SIBU: The collaboration between University College of Technology Sarawak (UCTS) and its Taiwanese partners to tap into the opportunities and address challenges in drone technology should enable the local folk to remain relevant in the ever-changing work environment.
Sibu Municipal Council (SMC) chairman Datuk Tiong Thai King said the town and its people welcomed the move.
“I am glad to learn that UCTS and its Taiwanese partners, Chang Jung Christian University (CJCU) and GEOSAT Aerospace and Technology Inc are collaborating to address the opportunities and challenges in the area of drone technology.
“This is most significant in giving the chance to the Sibu people, especially our students at UCTS, to learn this high technology and advanced skills, in order to stay relevant in the ever-changing work environment,” said the Dudong assemblyman at the launch of Drone Research and Application Centre (DRAC) and drone seminar/workshop at UCTS campus here on Saturday.
DRAC is a venture between UCTS, Chang Jung Christian University and GEOSAT Aerospace and Technology Inc.
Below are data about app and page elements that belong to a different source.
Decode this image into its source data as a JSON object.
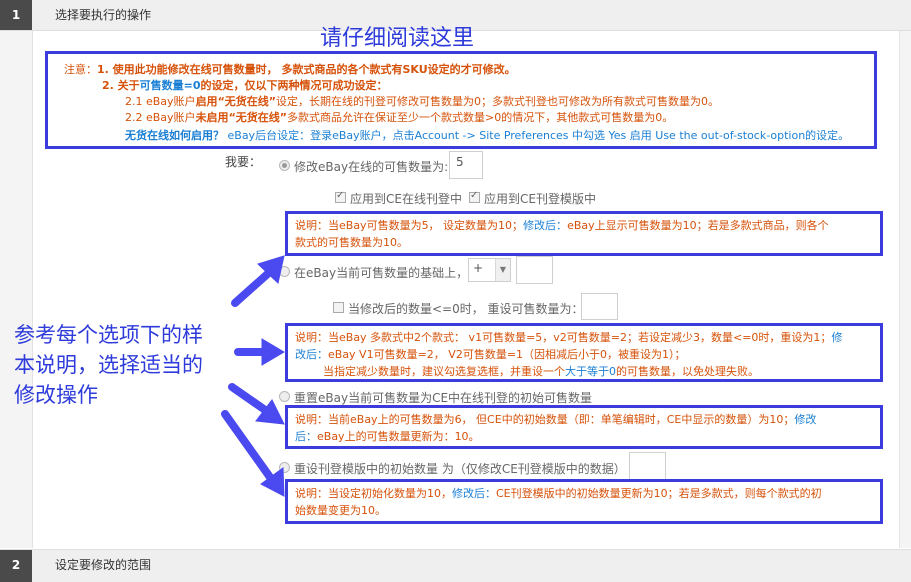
{
  "sections": [
    {
      "num": "1",
      "title": "选择要执行的操作"
    },
    {
      "num": "2",
      "title": "设定要修改的范围"
    }
  ],
  "overlay": {
    "top_hint": "请仔细阅读这里",
    "side_hint_l1": "参考每个选项下的样",
    "side_hint_l2": "本说明，选择适当的",
    "side_hint_l3": "修改操作",
    "arrow_color": "#4a4af0"
  },
  "notice": {
    "prefix": "注意：",
    "line1": "1. 使用此功能修改在线可售数量时， 多款式商品的各个款式有SKU设定的才可修改。",
    "line2_a": "2. 关于",
    "line2_b": "可售数量=0",
    "line2_c": "的设定，仅以下两种情况可成功设定：",
    "line3_a": "2.1 eBay账户",
    "line3_b": "启用",
    "line3_c": "“无货在线”",
    "line3_d": "设定，长期在线的刊登可修改可售数量为0；多款式刊登也可修改为所有款式可售数量为0。",
    "line4_a": "2.2 eBay账户",
    "line4_b": "未启用",
    "line4_c": "“无货在线”",
    "line4_d": "多款式商品允许在保证至少一个款式数量>0的情况下，其他款式可售数量为0。",
    "line5_a": "无货在线如何启用？",
    "line5_b": "eBay后台设定：登录eBay账户，点击Account -> Site Preferences 中勾选 Yes 启用 Use the out-of-stock-option的设定。"
  },
  "form": {
    "want_label": "我要：",
    "opt1_label": "修改eBay在线的可售数量为:",
    "opt1_value": "5",
    "chk_ce_online": "应用到CE在线刊登中",
    "chk_ce_template": "应用到CE刊登模版中",
    "expl1_a": "说明：当eBay可售数量为5， 设定数量为10；",
    "expl1_b": "修改后：",
    "expl1_c": "eBay上显示可售数量为10；若是多款式商品，则各个",
    "expl1_d": "款式的可售数量为10。",
    "opt2_label": "在eBay当前可售数量的基础上，",
    "opt2_op": "+",
    "opt2_value": "",
    "chk_reset_label": "当修改后的数量<=0时， 重设可售数量为：",
    "chk_reset_value": "",
    "expl2_a": "说明：当eBay 多款式中2个款式： v1可售数量=5，v2可售数量=2；若设定减少3，数量<=0时，重设为1；",
    "expl2_b": "修",
    "expl2_c": "改后：",
    "expl2_d": "eBay V1可售数量=2， V2可售数量=1（因相减后小于0，被重设为1）；",
    "expl2_e": "当指定减少数量时，建议勾选复选框，并重设一个",
    "expl2_f": "大于等于0",
    "expl2_g": "的可售数量，以免处理失败。",
    "opt3_label": "重置eBay当前可售数量为CE中在线刊登的初始可售数量",
    "expl3_a": "说明：当前eBay上的可售数量为6， 但CE中的初始数量（即：单笔编辑时，CE中显示的数量）为10；",
    "expl3_b": "修改",
    "expl3_c": "后：",
    "expl3_d": "eBay上的可售数量更新为：10。",
    "opt4_label": "重设刊登模版中的初始数量 为（仅修改CE刊登模版中的数据）",
    "opt4_value": "",
    "expl4_a": "说明：当设定初始化数量为10，",
    "expl4_b": "修改后：",
    "expl4_c": "CE刊登模版中的初始数量更新为10；若是多款式，则每个款式的初",
    "expl4_d": "始数量变更为10。"
  }
}
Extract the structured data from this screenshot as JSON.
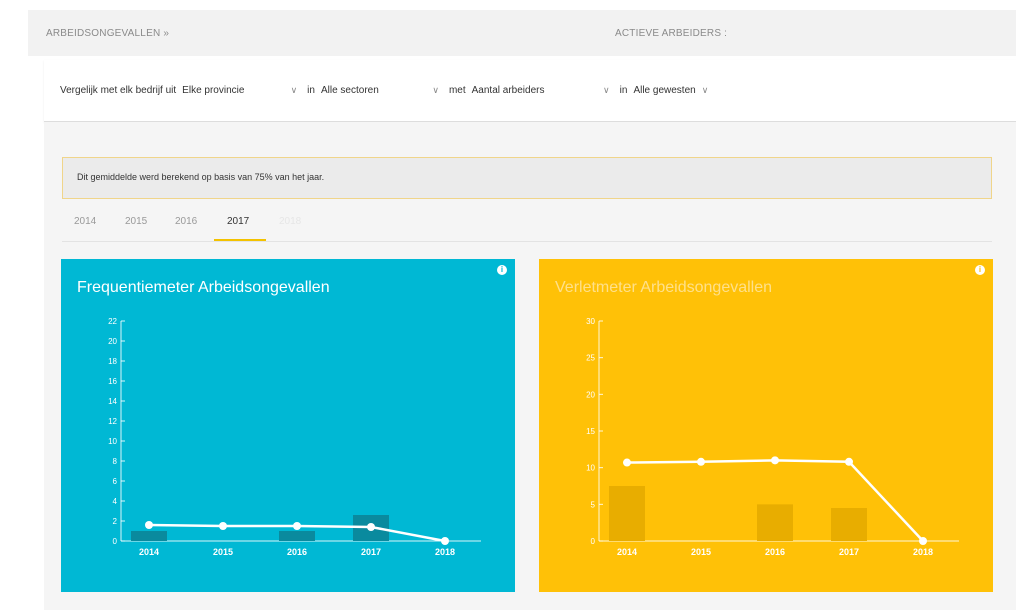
{
  "header": {
    "left_label": "ARBEIDSONGEVALLEN »",
    "right_label": "ACTIEVE ARBEIDERS :"
  },
  "filters": {
    "prefix": "Vergelijk met elk bedrijf uit",
    "province": "Elke provincie",
    "in1": "in",
    "sector": "Alle sectoren",
    "met": "met",
    "workers": "Aantal arbeiders",
    "in2": "in",
    "region": "Alle gewesten"
  },
  "notice": "Dit gemiddelde werd berekend op basis van 75% van het jaar.",
  "tabs": {
    "items": [
      "2014",
      "2015",
      "2016",
      "2017",
      "2018"
    ],
    "active": "2017"
  },
  "colors": {
    "frequency_bg": "#00b8d4",
    "severity_bg": "#ffc107",
    "tab_accent": "#f3c200"
  },
  "chart_data": [
    {
      "type": "line",
      "title": "Frequentiemeter Arbeidsongevallen",
      "categories": [
        "2014",
        "2015",
        "2016",
        "2017",
        "2018"
      ],
      "series": [
        {
          "type": "bar",
          "values": [
            1,
            0,
            1,
            2.6,
            0
          ]
        },
        {
          "type": "line",
          "values": [
            1.6,
            1.5,
            1.5,
            1.4,
            0
          ]
        }
      ],
      "ylim": [
        0,
        22
      ],
      "yticks": [
        0,
        2,
        4,
        6,
        8,
        10,
        12,
        14,
        16,
        18,
        20,
        22
      ]
    },
    {
      "type": "line",
      "title": "Verletmeter Arbeidsongevallen",
      "categories": [
        "2014",
        "2015",
        "2016",
        "2017",
        "2018"
      ],
      "series": [
        {
          "type": "bar",
          "values": [
            7.5,
            0,
            5,
            4.5,
            0
          ]
        },
        {
          "type": "line",
          "values": [
            10.7,
            10.8,
            11,
            10.8,
            0
          ]
        }
      ],
      "ylim": [
        0,
        30
      ],
      "yticks": [
        0,
        5,
        10,
        15,
        20,
        25,
        30
      ]
    }
  ]
}
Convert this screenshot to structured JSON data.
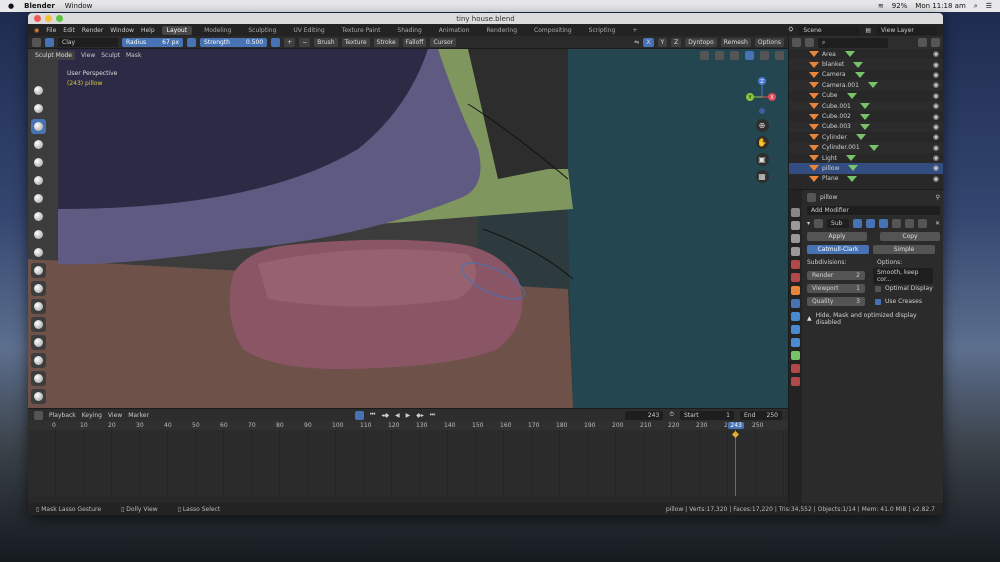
{
  "mac_menu": {
    "app": "Blender",
    "window": "Window",
    "battery": "92%",
    "clock": "Mon 11:18 am"
  },
  "window": {
    "title": "tiny house.blend"
  },
  "topbar": {
    "menus": [
      "File",
      "Edit",
      "Render",
      "Window",
      "Help"
    ],
    "workspaces": [
      "Layout",
      "Modeling",
      "Sculpting",
      "UV Editing",
      "Texture Paint",
      "Shading",
      "Animation",
      "Rendering",
      "Compositing",
      "Scripting",
      "+"
    ],
    "scene": "Scene",
    "view_layer": "View Layer"
  },
  "tool_header": {
    "brush": "Clay",
    "radius_label": "Radius",
    "radius_value": "67 px",
    "strength_label": "Strength",
    "strength_value": "0.500",
    "plus": "+",
    "minus": "−",
    "menus": [
      "Brush",
      "Texture",
      "Stroke",
      "Falloff",
      "Cursor"
    ],
    "axes": [
      "X",
      "Y",
      "Z"
    ],
    "dyntopo": "Dyntopo",
    "remesh": "Remesh",
    "options": "Options"
  },
  "viewport": {
    "mode": "Sculpt Mode",
    "menus": [
      "View",
      "Sculpt",
      "Mask"
    ],
    "view_name": "User Perspective",
    "object_info": "(243) pillow",
    "gizmo": {
      "z": "Z",
      "y": "Y",
      "x": "X"
    }
  },
  "outliner": {
    "items": [
      {
        "name": "Area"
      },
      {
        "name": "blanket"
      },
      {
        "name": "Camera"
      },
      {
        "name": "Camera.001"
      },
      {
        "name": "Cube"
      },
      {
        "name": "Cube.001"
      },
      {
        "name": "Cube.002"
      },
      {
        "name": "Cube.003"
      },
      {
        "name": "Cylinder"
      },
      {
        "name": "Cylinder.001"
      },
      {
        "name": "Light"
      },
      {
        "name": "pillow"
      },
      {
        "name": "Plane"
      }
    ],
    "selected_index": 11
  },
  "properties": {
    "object": "pillow",
    "add_modifier": "Add Modifier",
    "modifier_name": "Sub",
    "apply": "Apply",
    "copy": "Copy",
    "catmull": "Catmull-Clark",
    "simple": "Simple",
    "subdivisions": "Subdivisions:",
    "options_label": "Options:",
    "render_label": "Render",
    "render_value": "2",
    "viewport_label": "Viewport",
    "viewport_value": "1",
    "quality_label": "Quality",
    "quality_value": "3",
    "uv_smooth": "Smooth, keep cor...",
    "optimal_display": "Optimal Display",
    "use_creases": "Use Creases",
    "warning": "Hide, Mask and optimized display disabled"
  },
  "timeline": {
    "menus": [
      "Playback",
      "Keying",
      "View",
      "Marker"
    ],
    "current_frame": "243",
    "start_label": "Start",
    "start_value": "1",
    "end_label": "End",
    "end_value": "250",
    "ticks": [
      0,
      10,
      20,
      30,
      40,
      50,
      60,
      70,
      80,
      90,
      100,
      110,
      120,
      130,
      140,
      150,
      160,
      170,
      180,
      190,
      200,
      210,
      220,
      230,
      240,
      250
    ]
  },
  "statusbar": {
    "left1": "Mask Lasso Gesture",
    "left2": "Dolly View",
    "left3": "Lasso Select",
    "right": "pillow | Verts:17,320 | Faces:17,220 | Tris:34,552 | Objects:1/14 | Mem: 41.0 MiB | v2.82.7"
  },
  "colors": {
    "accent": "#4772b3",
    "pillow": "#8a5565",
    "blanket": "#4b4566",
    "wall": "#244650",
    "floor": "#6e5148",
    "green": "#7f965e"
  }
}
Minister of International Trade and E-Commerce Dato Sri Wong Soon Koh officiated at the ceremony, witnessed by UCTS vice-chancellor Datuk Dr Abdul Hakim Juri, Chang Jung Christian University president Prof Lee Yung-Lung, and GEOSAT Aerospace and Technology Inc chairman Dr Lo Cheng-Fang.
Tiong added that the collaboration is also in line with the state’s drive into digital economy, pointing out that drone is one of the key technologies of the 21st century.
“They are being used in many innovative ways, from photography to search and rescue operations.”
He noted that drone application is also vital in image and signal processing, information retrieval and knowledge management, remote sensing and Geography Information System (GIS), as well as surveillance and reconnaissance,.
Moreover, he said the usage of drones is the logical step in making business more efficient.
The advancement in drone applications is beyond human imagination, affecting and transforming the society, both structurally and socially.
More organisations are already employing drones to perform tasks that usually take humans many hours to do. Thus, the exploitation of drone technology is crucial to humankind in the futuristic world.
“Drones can help to achieve these goals, as they can be used in a wide range of applications and functions in smart cities.
These applications include monitoring traffic flow to measuring and detecting floods and natural disasters by using wireless sensors.
“Furthermore, many opportunities for drones and their applications in smart cities will continue to increase at a fast pace,” said Tiong.
Turning to challenges in deploying drone technology, he said they could be classified into areas ranging from ethics and privacy to licensing and legislations.
Meanwhile, Lo said the objective of the DRAC is to educate future talents on the research and application of commercial unmanned aerial vehicles (UAVs) and cultivate an ecosystem for close cooperation among the government, universities and private enterprises.